That image of the these two self-proclaimed Cantinflas wannabes, with their smeared clown makeup and baggy attire is what opens the new trailer for the Cannes-premiering film. The fact that they look a bit like Heath Ledger’s Joker is enough of a clue, perhaps, to the kind of criminal life they take on in the film. “We’d rather make you smile than make you afraid,” they later claim, so by the time we see them pulling out a gun on an unsuspecting crowd on the bus, you realize those are the only choices they think are available to them.
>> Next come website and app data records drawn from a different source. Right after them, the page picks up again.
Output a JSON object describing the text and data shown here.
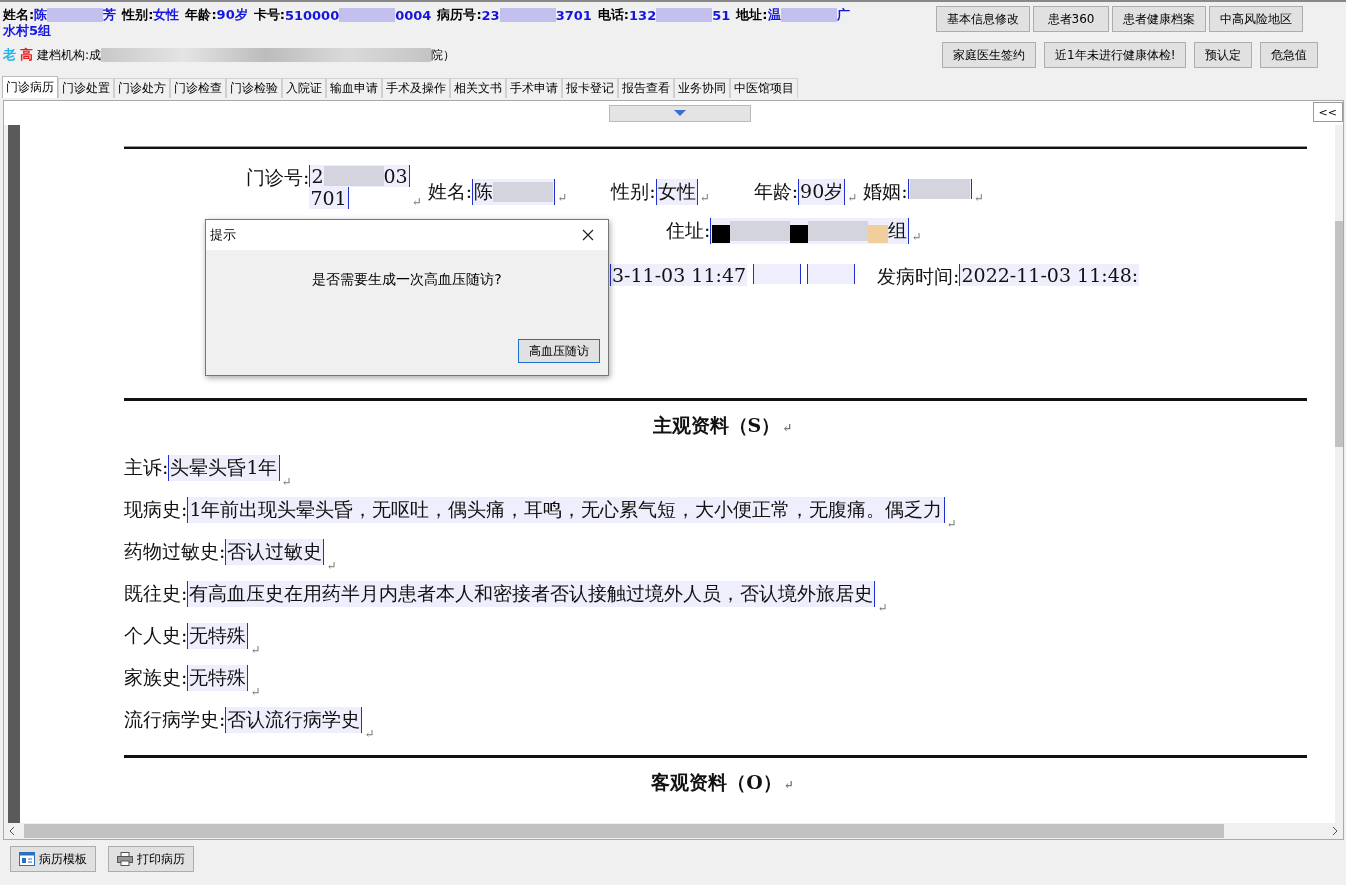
{
  "patient_bar": {
    "fields": [
      {
        "label": "姓名:",
        "segments": [
          {
            "kind": "text",
            "text": "陈"
          },
          {
            "kind": "blur"
          },
          {
            "kind": "text",
            "text": "芳"
          }
        ]
      },
      {
        "label": "性别:",
        "segments": [
          {
            "kind": "text",
            "text": "女性"
          }
        ]
      },
      {
        "label": "年龄:",
        "segments": [
          {
            "kind": "text",
            "text": "90岁"
          }
        ]
      },
      {
        "label": "卡号:",
        "segments": [
          {
            "kind": "text",
            "text": "510000"
          },
          {
            "kind": "blur"
          },
          {
            "kind": "text",
            "text": "0004"
          }
        ]
      },
      {
        "label": "病历号:",
        "segments": [
          {
            "kind": "text",
            "text": "23"
          },
          {
            "kind": "blur"
          },
          {
            "kind": "text",
            "text": "3701"
          }
        ]
      },
      {
        "label": "电话:",
        "segments": [
          {
            "kind": "text",
            "text": "132"
          },
          {
            "kind": "blur"
          },
          {
            "kind": "text",
            "text": "51"
          }
        ]
      },
      {
        "label": "地址:",
        "segments": [
          {
            "kind": "text",
            "text": "温"
          },
          {
            "kind": "blur"
          },
          {
            "kind": "text",
            "text": "广"
          }
        ]
      }
    ],
    "address_continued": "水村5组",
    "tags": [
      {
        "text": "老",
        "color": "#1fb5e8"
      },
      {
        "text": "高",
        "color": "#e81c1c"
      }
    ],
    "org_label": "建档机构:",
    "org_segments": [
      {
        "kind": "text",
        "text": "成"
      },
      {
        "kind": "blur"
      },
      {
        "kind": "text",
        "text": "院）"
      }
    ],
    "buttons_row1": [
      "基本信息修改",
      "患者360",
      "患者健康档案",
      "中高风险地区"
    ],
    "buttons_row2": [
      "家庭医生签约",
      "近1年未进行健康体检!",
      "预认定",
      "危急值"
    ]
  },
  "tabs": [
    {
      "label": "门诊病历",
      "selected": true
    },
    {
      "label": "门诊处置",
      "selected": false
    },
    {
      "label": "门诊处方",
      "selected": false
    },
    {
      "label": "门诊检查",
      "selected": false
    },
    {
      "label": "门诊检验",
      "selected": false
    },
    {
      "label": "入院证",
      "selected": false
    },
    {
      "label": "输血申请",
      "selected": false
    },
    {
      "label": "手术及操作",
      "selected": false
    },
    {
      "label": "相关文书",
      "selected": false
    },
    {
      "label": "手术申请",
      "selected": false
    },
    {
      "label": "报卡登记",
      "selected": false
    },
    {
      "label": "报告查看",
      "selected": false
    },
    {
      "label": "业务协同",
      "selected": false
    },
    {
      "label": "中医馆项目",
      "selected": false
    }
  ],
  "collapse_button": "<<",
  "document": {
    "rows": [
      {
        "items": [
          {
            "label": "门诊号:",
            "segments": [
              {
                "kind": "text",
                "text": "2"
              },
              {
                "kind": "blur"
              },
              {
                "kind": "text",
                "text": "03"
              }
            ],
            "continued": "701",
            "mark": "↵"
          },
          {
            "label": "姓名:",
            "segments": [
              {
                "kind": "text",
                "text": "陈"
              },
              {
                "kind": "blur"
              }
            ],
            "mark": "↵"
          },
          {
            "label": "性别:",
            "segments": [
              {
                "kind": "text",
                "text": "女性"
              }
            ],
            "mark": "↵"
          },
          {
            "label": "年龄:",
            "segments": [
              {
                "kind": "text",
                "text": "90岁"
              }
            ],
            "mark": "↵"
          },
          {
            "label": "婚姻:",
            "segments": [
              {
                "kind": "blur"
              }
            ],
            "mark": "↵"
          }
        ]
      },
      {
        "items": [
          {
            "label": "住址:",
            "segments": [
              {
                "kind": "black"
              },
              {
                "kind": "blur"
              },
              {
                "kind": "black"
              },
              {
                "kind": "blur"
              },
              {
                "kind": "tan"
              },
              {
                "kind": "text",
                "text": "组"
              }
            ],
            "mark": "↵"
          }
        ]
      },
      {
        "items": [
          {
            "segments": [
              {
                "kind": "text",
                "text": "3-11-03 11:47"
              }
            ],
            "open_end": true
          },
          {
            "segments": [
              {
                "kind": "gap"
              }
            ]
          },
          {
            "segments": [
              {
                "kind": "gap"
              }
            ]
          },
          {
            "label": "发病时间:",
            "segments": [
              {
                "kind": "text",
                "text": "2022-11-03 11:48:"
              }
            ],
            "open_end": true
          }
        ]
      }
    ],
    "sections": [
      {
        "heading": "主观资料（S）",
        "mark": "↵",
        "lines": [
          {
            "label": "主诉:",
            "value": "头晕头昏1年",
            "mark": "↵"
          },
          {
            "label": "现病史:",
            "value": "1年前出现头晕头昏，无呕吐，偶头痛，耳鸣，无心累气短，大小便正常，无腹痛。偶乏力",
            "mark": "↵"
          },
          {
            "label": "药物过敏史:",
            "value": "否认过敏史",
            "mark": "↵"
          },
          {
            "label": "既往史:",
            "value": "有高血压史在用药半月内患者本人和密接者否认接触过境外人员，否认境外旅居史",
            "mark": "↵"
          },
          {
            "label": "个人史:",
            "value": "无特殊",
            "mark": "↵"
          },
          {
            "label": "家族史:",
            "value": "无特殊",
            "mark": "↵"
          },
          {
            "label": "流行病学史:",
            "value": "否认流行病学史",
            "mark": "↵"
          }
        ]
      },
      {
        "heading": "客观资料（O）",
        "mark": "↵"
      }
    ]
  },
  "dialog": {
    "title": "提示",
    "message": "是否需要生成一次高血压随访?",
    "button": "高血压随访"
  },
  "footer_buttons": [
    "病历模板",
    "打印病历"
  ]
}
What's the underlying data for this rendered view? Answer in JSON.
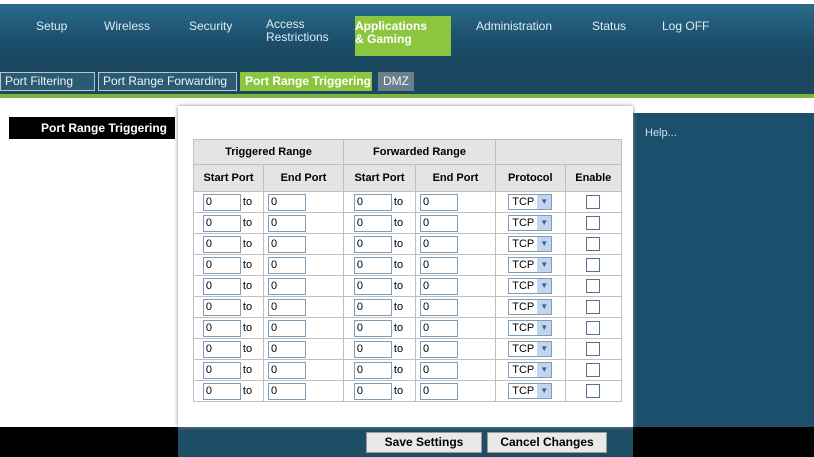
{
  "topnav": {
    "setup": "Setup",
    "wireless": "Wireless",
    "security": "Security",
    "access_line1": "Access",
    "access_line2": "Restrictions",
    "apps_line1": "Applications",
    "apps_line2": "& Gaming",
    "administration": "Administration",
    "status": "Status",
    "logoff": "Log OFF"
  },
  "subtabs": {
    "port_filtering": "Port Filtering",
    "port_range_forwarding": "Port Range Forwarding",
    "port_range_triggering": "Port Range Triggering",
    "dmz": "DMZ"
  },
  "left_header": "Port Range Triggering",
  "help_label": "Help...",
  "table": {
    "group_triggered": "Triggered Range",
    "group_forwarded": "Forwarded Range",
    "col_start": "Start Port",
    "col_end": "End Port",
    "col_protocol": "Protocol",
    "col_enable": "Enable",
    "to_label": "to",
    "rows": [
      {
        "t_start": "0",
        "t_end": "0",
        "f_start": "0",
        "f_end": "0",
        "protocol": "TCP",
        "enabled": false
      },
      {
        "t_start": "0",
        "t_end": "0",
        "f_start": "0",
        "f_end": "0",
        "protocol": "TCP",
        "enabled": false
      },
      {
        "t_start": "0",
        "t_end": "0",
        "f_start": "0",
        "f_end": "0",
        "protocol": "TCP",
        "enabled": false
      },
      {
        "t_start": "0",
        "t_end": "0",
        "f_start": "0",
        "f_end": "0",
        "protocol": "TCP",
        "enabled": false
      },
      {
        "t_start": "0",
        "t_end": "0",
        "f_start": "0",
        "f_end": "0",
        "protocol": "TCP",
        "enabled": false
      },
      {
        "t_start": "0",
        "t_end": "0",
        "f_start": "0",
        "f_end": "0",
        "protocol": "TCP",
        "enabled": false
      },
      {
        "t_start": "0",
        "t_end": "0",
        "f_start": "0",
        "f_end": "0",
        "protocol": "TCP",
        "enabled": false
      },
      {
        "t_start": "0",
        "t_end": "0",
        "f_start": "0",
        "f_end": "0",
        "protocol": "TCP",
        "enabled": false
      },
      {
        "t_start": "0",
        "t_end": "0",
        "f_start": "0",
        "f_end": "0",
        "protocol": "TCP",
        "enabled": false
      },
      {
        "t_start": "0",
        "t_end": "0",
        "f_start": "0",
        "f_end": "0",
        "protocol": "TCP",
        "enabled": false
      }
    ]
  },
  "buttons": {
    "save": "Save Settings",
    "cancel": "Cancel Changes"
  },
  "colors": {
    "nav_bg": "#1c4f6c",
    "accent_green": "#8cc63f"
  }
}
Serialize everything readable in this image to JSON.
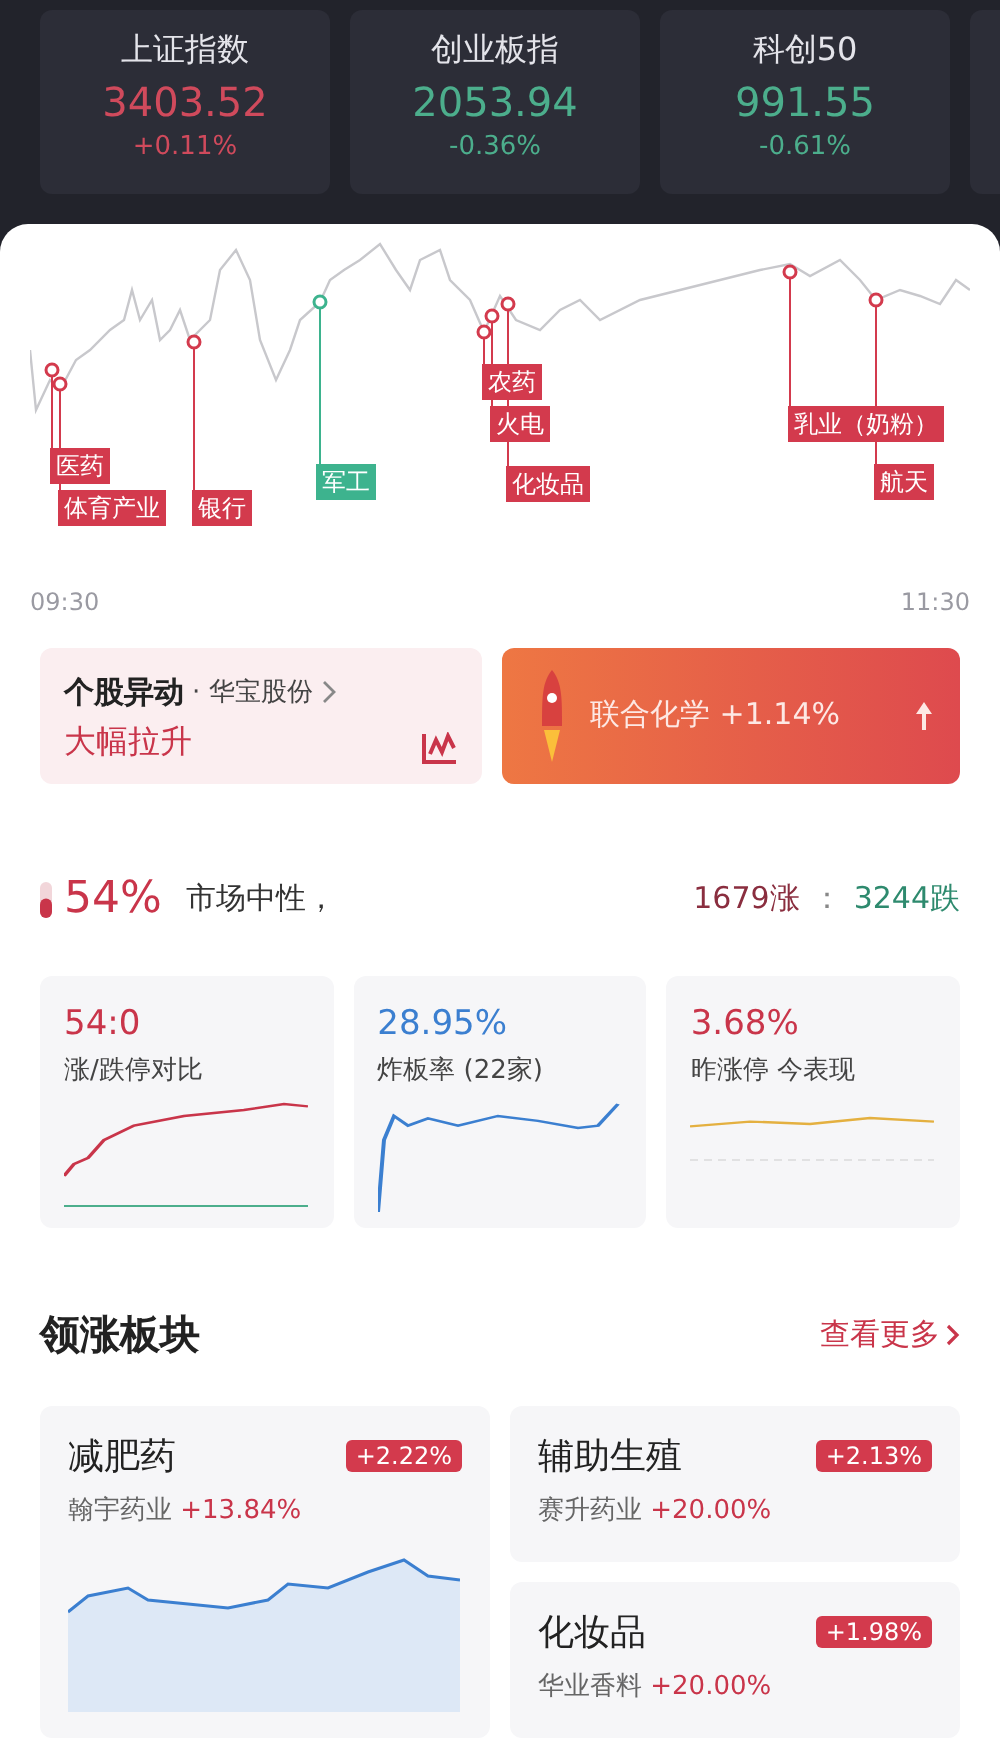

Gun in hand, and driven by desperation and a lack of options, these two young boys will have to find out how far they’ll go to get what they want.
Written by Augusto Mendoza (who also wrote Diego Luna’s Abel and Mr. Pig) and shot by Juan Pablo Ramírez (whose cinematography here makes a nice complement to his work on that other recent take on youthful crime, Huachicolero), Chicuarotes looks to both celebrate the festive and colorful culture of San Gregorio Atlapulco as well as diagnose what’s at the heart of Mexico’s contemporary violence. Take a look at the full trailer below and get a better glimpse of famed veterans Daniel Giménez Cacho and Dolores Heredia, who also form part of García Bernal’s ensemble.